The problem →
Check each line of the records below for the word "Legislación" and copy those where it appears.

Items from a dataset
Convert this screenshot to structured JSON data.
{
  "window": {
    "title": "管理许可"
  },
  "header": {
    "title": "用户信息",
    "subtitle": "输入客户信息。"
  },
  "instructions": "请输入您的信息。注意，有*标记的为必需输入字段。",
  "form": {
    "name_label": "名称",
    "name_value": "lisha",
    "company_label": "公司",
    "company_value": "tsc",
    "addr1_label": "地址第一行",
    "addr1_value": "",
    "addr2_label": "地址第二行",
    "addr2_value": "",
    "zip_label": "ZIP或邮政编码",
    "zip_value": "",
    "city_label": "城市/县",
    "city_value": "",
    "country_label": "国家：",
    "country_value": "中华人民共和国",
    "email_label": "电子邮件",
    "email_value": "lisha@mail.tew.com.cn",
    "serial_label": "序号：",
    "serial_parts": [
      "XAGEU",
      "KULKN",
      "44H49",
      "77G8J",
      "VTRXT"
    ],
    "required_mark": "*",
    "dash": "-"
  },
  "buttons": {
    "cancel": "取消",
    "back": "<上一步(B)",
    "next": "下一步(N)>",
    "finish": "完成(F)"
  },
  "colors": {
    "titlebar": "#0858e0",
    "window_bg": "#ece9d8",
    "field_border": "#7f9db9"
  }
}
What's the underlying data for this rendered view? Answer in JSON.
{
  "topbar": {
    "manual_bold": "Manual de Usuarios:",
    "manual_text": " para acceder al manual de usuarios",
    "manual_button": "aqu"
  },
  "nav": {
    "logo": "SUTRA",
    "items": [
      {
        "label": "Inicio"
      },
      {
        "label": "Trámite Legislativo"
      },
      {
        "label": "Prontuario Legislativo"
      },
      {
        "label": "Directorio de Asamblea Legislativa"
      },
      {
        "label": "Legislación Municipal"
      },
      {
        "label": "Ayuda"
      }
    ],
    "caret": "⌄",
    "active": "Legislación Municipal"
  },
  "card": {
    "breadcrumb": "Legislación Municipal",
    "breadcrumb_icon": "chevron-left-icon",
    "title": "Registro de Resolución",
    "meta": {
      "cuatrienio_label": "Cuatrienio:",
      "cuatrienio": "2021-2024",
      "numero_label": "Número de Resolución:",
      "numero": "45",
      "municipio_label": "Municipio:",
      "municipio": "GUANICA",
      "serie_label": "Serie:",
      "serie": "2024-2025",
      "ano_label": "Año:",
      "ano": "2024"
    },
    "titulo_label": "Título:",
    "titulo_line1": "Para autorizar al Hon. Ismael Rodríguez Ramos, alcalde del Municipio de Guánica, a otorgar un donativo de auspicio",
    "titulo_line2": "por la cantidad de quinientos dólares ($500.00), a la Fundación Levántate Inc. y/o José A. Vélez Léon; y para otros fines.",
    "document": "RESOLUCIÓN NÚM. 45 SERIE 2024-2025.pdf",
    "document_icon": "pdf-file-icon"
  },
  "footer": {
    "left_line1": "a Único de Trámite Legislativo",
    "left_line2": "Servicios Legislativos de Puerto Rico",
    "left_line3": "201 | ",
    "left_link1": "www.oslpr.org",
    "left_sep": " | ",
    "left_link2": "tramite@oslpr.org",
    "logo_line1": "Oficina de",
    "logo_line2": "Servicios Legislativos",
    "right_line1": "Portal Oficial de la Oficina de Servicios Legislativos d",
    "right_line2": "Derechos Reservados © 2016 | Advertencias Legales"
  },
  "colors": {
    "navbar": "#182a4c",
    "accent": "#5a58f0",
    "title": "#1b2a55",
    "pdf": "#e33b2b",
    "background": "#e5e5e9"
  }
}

The completed task →
        "label": "Legislación Municipal"
    "active": "Legislación Municipal"
    "breadcrumb": "Legislación Municipal",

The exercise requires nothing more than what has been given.